After a twelve-year struggle with the Plantagenet dynasty in the Anglo-French War of 1202–14, Philip broke up the large Angevin Empire presided over by the crown of England and defeated a coalition of his rivals (German, Flemish and English) at the Battle of Bouvines in 1214. This victory would have a lasting impact on western European politics: the authority of the French king became unchallenged, while the English King John was forced by his barons to sign Magna Carta and deal with a rebellion against him aided by Philip, the First Barons' War.
The military actions surrounding the Albigensian Crusade helped prepare the expansion of France southward. Philip did not participate directly in these actions, but he allowed his vassals and knights to help carry it out.
Philip transformed France from a small feudal state into the most prosperous and powerful country in Europe. He checked the power of the nobles and helped the towns to free themselves from seigniorial authority, granting privileges and liberties to the emergent bourgeoisie.
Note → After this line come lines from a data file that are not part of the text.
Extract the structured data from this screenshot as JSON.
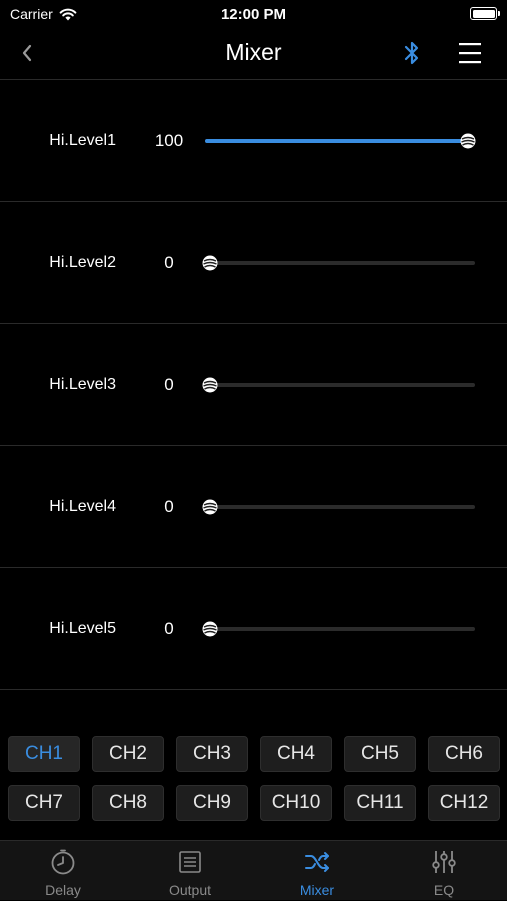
{
  "status_bar": {
    "carrier": "Carrier",
    "time": "12:00 PM"
  },
  "nav": {
    "title": "Mixer"
  },
  "sliders": [
    {
      "label": "Hi.Level1",
      "value": "100",
      "level": 1.0
    },
    {
      "label": "Hi.Level2",
      "value": "0",
      "level": 0.0
    },
    {
      "label": "Hi.Level3",
      "value": "0",
      "level": 0.0
    },
    {
      "label": "Hi.Level4",
      "value": "0",
      "level": 0.0
    },
    {
      "label": "Hi.Level5",
      "value": "0",
      "level": 0.0
    }
  ],
  "channels": [
    "CH1",
    "CH2",
    "CH3",
    "CH4",
    "CH5",
    "CH6",
    "CH7",
    "CH8",
    "CH9",
    "CH10",
    "CH11",
    "CH12"
  ],
  "selected_channel": "CH1",
  "tabs": [
    {
      "label": "Delay",
      "icon": "timer-icon"
    },
    {
      "label": "Output",
      "icon": "list-icon"
    },
    {
      "label": "Mixer",
      "icon": "shuffle-icon"
    },
    {
      "label": "EQ",
      "icon": "equalizer-icon"
    }
  ],
  "active_tab": "Mixer",
  "colors": {
    "accent": "#3a8de0",
    "background": "#000000",
    "track": "#2b2b2b"
  }
}
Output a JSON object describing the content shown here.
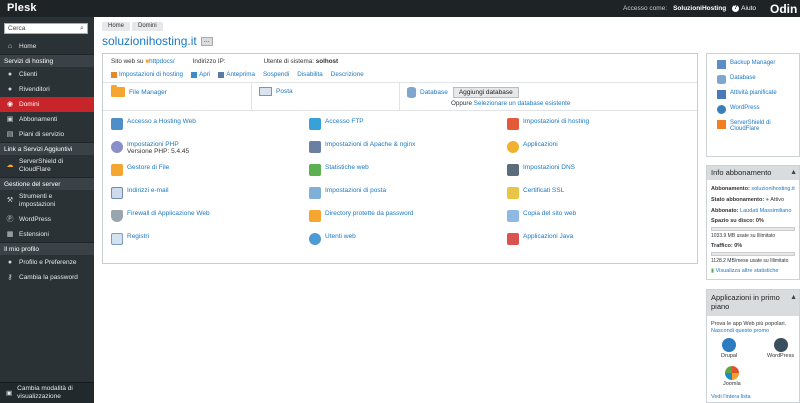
{
  "app": {
    "name": "Plesk",
    "brand_right": "Odin"
  },
  "topbar": {
    "access_label": "Accesso come:",
    "user": "SoluzioniHosting",
    "help_label": "Aiuto"
  },
  "sidebar": {
    "search_placeholder": "Cerca",
    "home": "Home",
    "sections": [
      {
        "title": "Servizi di hosting",
        "items": [
          "Clienti",
          "Rivenditori",
          "Domini",
          "Abbonamenti",
          "Piani di servizio"
        ]
      },
      {
        "title": "Link a Servizi Aggiuntivi",
        "items": [
          "ServerShield di CloudFlare"
        ]
      },
      {
        "title": "Gestione del server",
        "items": [
          "Strumenti e impostazioni",
          "WordPress",
          "Estensioni"
        ]
      },
      {
        "title": "Il mio profilo",
        "items": [
          "Profilo e Preferenze",
          "Cambia la password"
        ]
      }
    ],
    "bottom": "Cambia modalità di visualizzazione"
  },
  "breadcrumb": [
    "Home",
    "Domini"
  ],
  "page": {
    "title": "soluzionihosting.it",
    "more": "...",
    "website_label": "Sito web su",
    "website_path": "httpdocs/",
    "ip_label": "Indirizzo IP:",
    "sysuser_label": "Utente di sistema:",
    "sysuser": "solhost",
    "actions": [
      "Impostazioni di hosting",
      "Apri",
      "Anteprima",
      "Sospendi",
      "Disabilita",
      "Descrizione"
    ]
  },
  "top_cells": {
    "file_manager": "File Manager",
    "mail": "Posta",
    "database": "Database",
    "add_db_button": "Aggiungi database",
    "or_label": "Oppure",
    "select_db_link": "Selezionare un database esistente"
  },
  "grid": [
    {
      "label": "Accesso a Hosting Web"
    },
    {
      "label": "Accesso FTP"
    },
    {
      "label": "Impostazioni di hosting"
    },
    {
      "label": "Impostazioni PHP",
      "sub": "Versione PHP: 5.4.45"
    },
    {
      "label": "Impostazioni di Apache & nginx"
    },
    {
      "label": "Applicazioni"
    },
    {
      "label": "Gestore di File"
    },
    {
      "label": "Statistiche web"
    },
    {
      "label": "Impostazioni DNS"
    },
    {
      "label": "Indirizzi e-mail"
    },
    {
      "label": "Impostazioni di posta"
    },
    {
      "label": "Certificati SSL"
    },
    {
      "label": "Firewall di Applicazione Web"
    },
    {
      "label": "Directory protette da password"
    },
    {
      "label": "Copia del sito web"
    },
    {
      "label": "Registri"
    },
    {
      "label": "Utenti web"
    },
    {
      "label": "Applicazioni Java"
    }
  ],
  "right": {
    "links": [
      "Backup Manager",
      "Database",
      "Attività pianificate",
      "WordPress",
      "ServerShield di CloudFlare"
    ],
    "sub_info": {
      "title": "Info abbonamento",
      "subscription_label": "Abbonamento:",
      "subscription": "soluzionihosting.it",
      "status_label": "Stato abbonamento:",
      "status": "Attivo",
      "subscriber_label": "Abbonato:",
      "subscriber": "Laudati Massimiliano",
      "disk_label": "Spazio su disco: 0%",
      "disk_detail": "1033.9 MB usate su Illimitato",
      "traffic_label": "Traffico: 0%",
      "traffic_detail": "1128.2 MB/mese usate su Illimitato",
      "stats_link": "Visualizza altre statistiche",
      "disk_percent": 0,
      "traffic_percent": 0
    },
    "apps": {
      "title": "Applicazioni in primo piano",
      "subtitle": "Prova le app Web più popolari.",
      "hide_link": "Nascondi questo promo",
      "items": [
        "Drupal",
        "WordPress",
        "Joomla"
      ],
      "all_link": "Vedi l'intera lista"
    }
  },
  "colors": {
    "accent": "#1b78c2",
    "active": "#c8252b",
    "topbar": "#1e2326",
    "sidebar": "#2b3236"
  }
}
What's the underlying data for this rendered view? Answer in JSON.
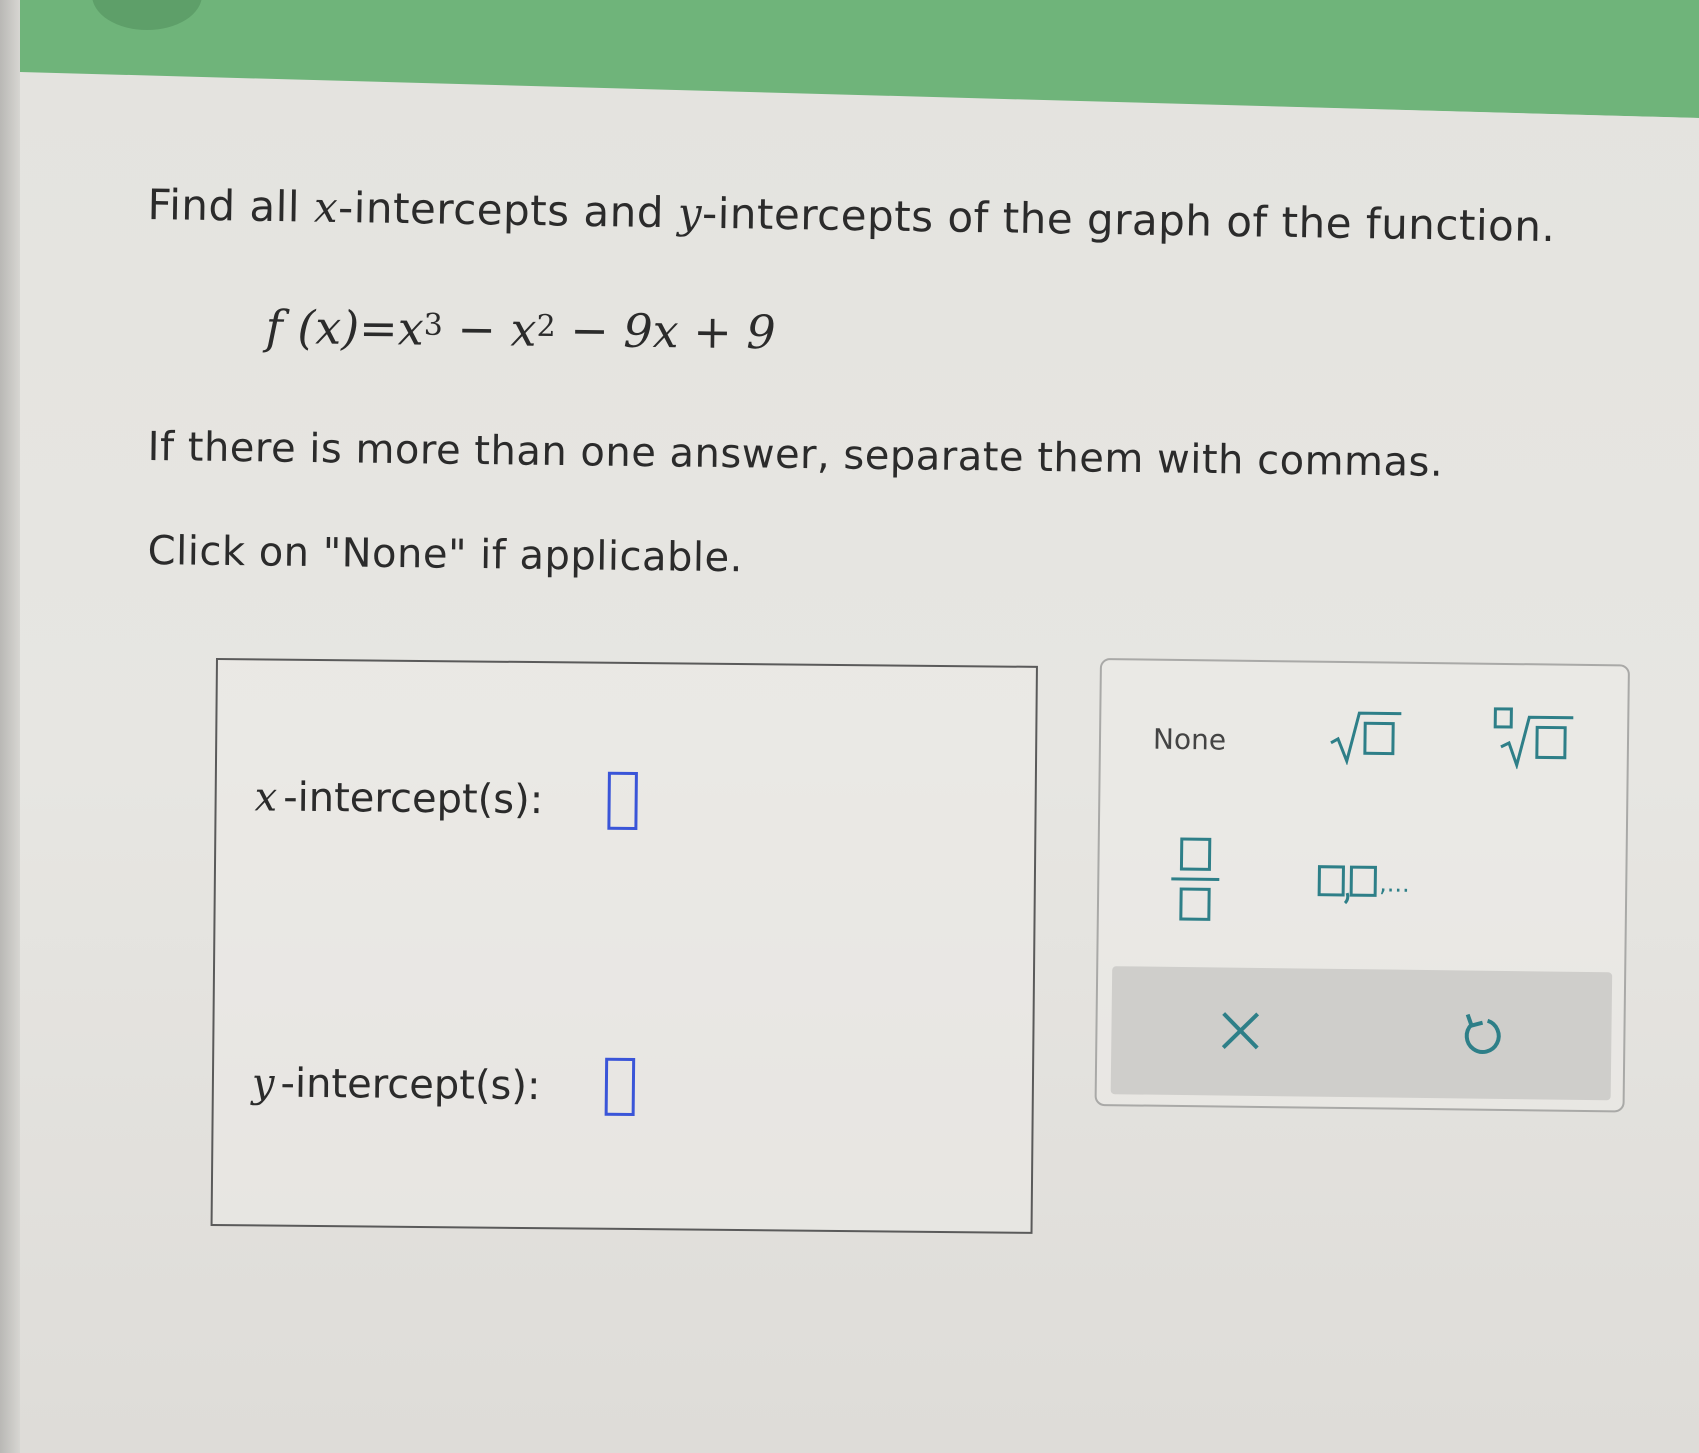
{
  "question": {
    "prefix": "Find all ",
    "x_var": "x",
    "middle": "-intercepts and ",
    "y_var": "y",
    "suffix": "-intercepts of the graph of the function."
  },
  "equation": {
    "lhs": "f (x)",
    "equals": "=",
    "term1_base": "x",
    "term1_exp": "3",
    "term2_sign": "−",
    "term2_base": "x",
    "term2_exp": "2",
    "term3": "− 9x + 9"
  },
  "instructions": {
    "line1": "If there is more than one answer, separate them with commas.",
    "line2": "Click on \"None\" if applicable."
  },
  "answers": {
    "x_var": "x",
    "x_label": "-intercept(s):",
    "x_value": "",
    "y_var": "y",
    "y_label": "-intercept(s):",
    "y_value": ""
  },
  "keypad": {
    "none_label": "None",
    "list_suffix": ",...",
    "icons": {
      "sqrt": "square-root-icon",
      "nroot": "nth-root-icon",
      "fraction": "fraction-icon",
      "list": "list-icon",
      "clear": "close-icon",
      "undo": "undo-icon"
    },
    "colors": {
      "icon": "#2e7f88",
      "input_border": "#3a55d8",
      "banner": "#6fb47a"
    }
  }
}
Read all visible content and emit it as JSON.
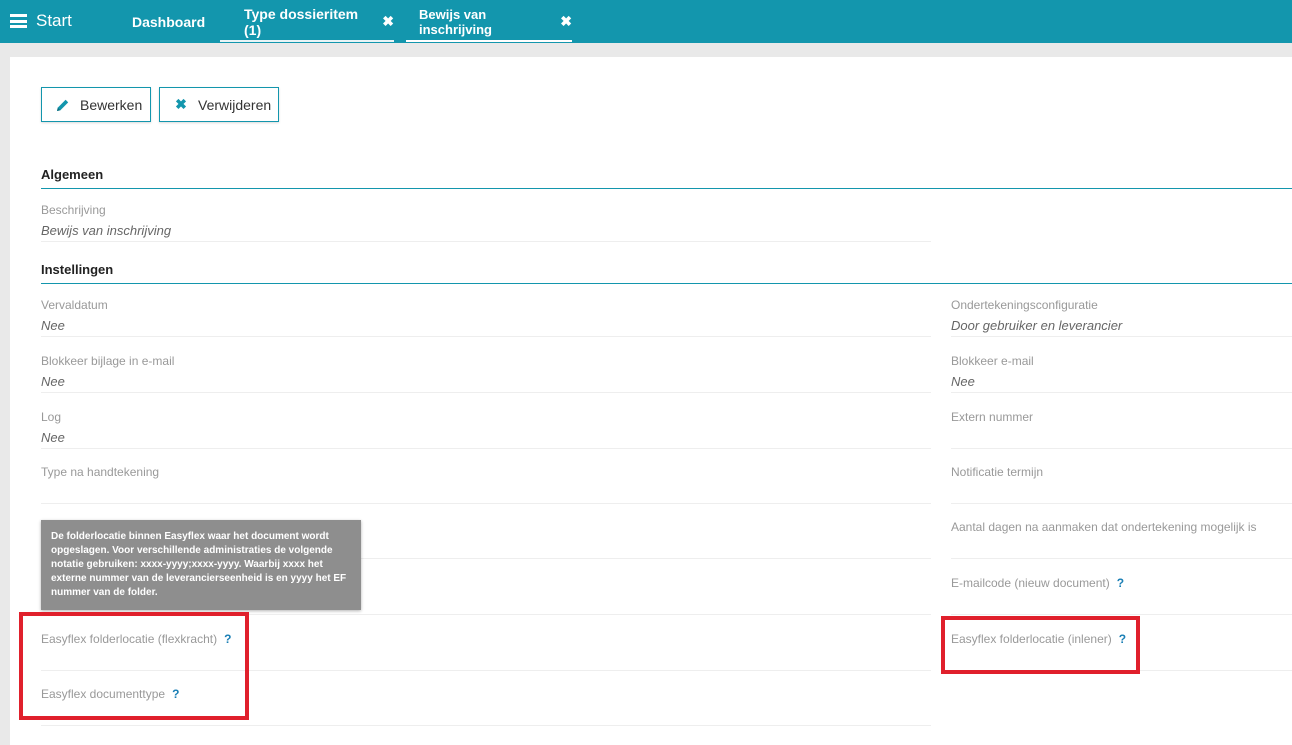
{
  "topbar": {
    "start_label": "Start",
    "tabs": [
      {
        "label": "Dashboard"
      },
      {
        "label": "Type dossieritem (1)"
      },
      {
        "label": "Bewijs van inschrijving"
      }
    ]
  },
  "toolbar": {
    "edit_label": "Bewerken",
    "delete_label": "Verwijderen"
  },
  "sections": {
    "general": "Algemeen",
    "settings": "Instellingen"
  },
  "fields": {
    "beschrijving": {
      "label": "Beschrijving",
      "value": "Bewijs van inschrijving"
    },
    "vervaldatum": {
      "label": "Vervaldatum",
      "value": "Nee"
    },
    "ondertekening": {
      "label": "Ondertekeningsconfiguratie",
      "value": "Door gebruiker en leverancier"
    },
    "blokkeer_bijlage": {
      "label": "Blokkeer bijlage in e-mail",
      "value": "Nee"
    },
    "blokkeer_email": {
      "label": "Blokkeer e-mail",
      "value": "Nee"
    },
    "log": {
      "label": "Log",
      "value": "Nee"
    },
    "extern_nummer": {
      "label": "Extern nummer",
      "value": ""
    },
    "type_na_handtekening": {
      "label": "Type na handtekening",
      "value": ""
    },
    "notificatie_termijn": {
      "label": "Notificatie termijn",
      "value": ""
    },
    "aantal_dagen": {
      "label": "Aantal dagen na aanmaken dat ondertekening mogelijk is",
      "value": ""
    },
    "emailcode": {
      "label": "E-mailcode (nieuw document)",
      "value": ""
    },
    "folder_flexkracht": {
      "label": "Easyflex folderlocatie (flexkracht)",
      "value": ""
    },
    "folder_inlener": {
      "label": "Easyflex folderlocatie (inlener)",
      "value": ""
    },
    "documenttype": {
      "label": "Easyflex documenttype",
      "value": ""
    }
  },
  "help_mark": "?",
  "tooltip": {
    "text": "De folderlocatie binnen Easyflex waar het document wordt opgeslagen. Voor verschillende administraties de volgende notatie gebruiken: xxxx-yyyy;xxxx-yyyy. Waarbij xxxx het externe nummer van de leverancierseenheid is en yyyy het EF nummer van de folder."
  },
  "colors": {
    "accent": "#1396ad",
    "highlight": "#e0202c",
    "tooltip_bg": "#8e8e8e"
  },
  "icons": {
    "menu": "hamburger-icon",
    "close": "close-icon",
    "edit": "pencil-icon",
    "delete": "x-icon"
  }
}
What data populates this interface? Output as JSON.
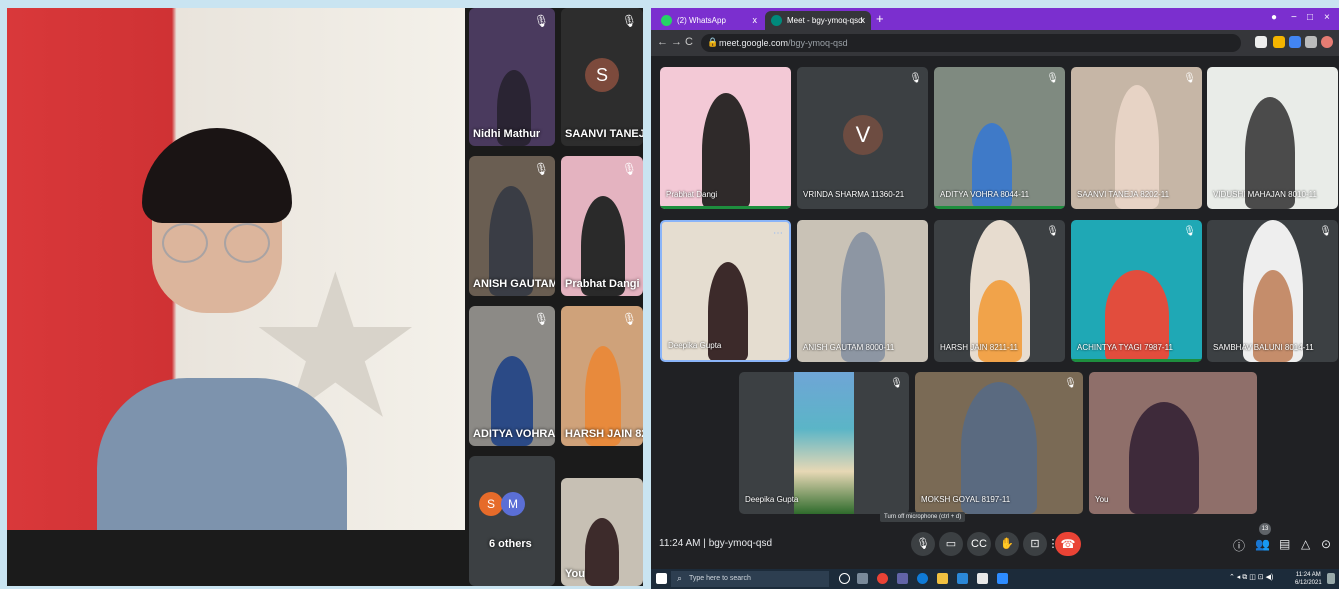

He built a great wall around Paris ("the Wall of Philip II Augustus"), re-organized the French government and brought financial stability to his country.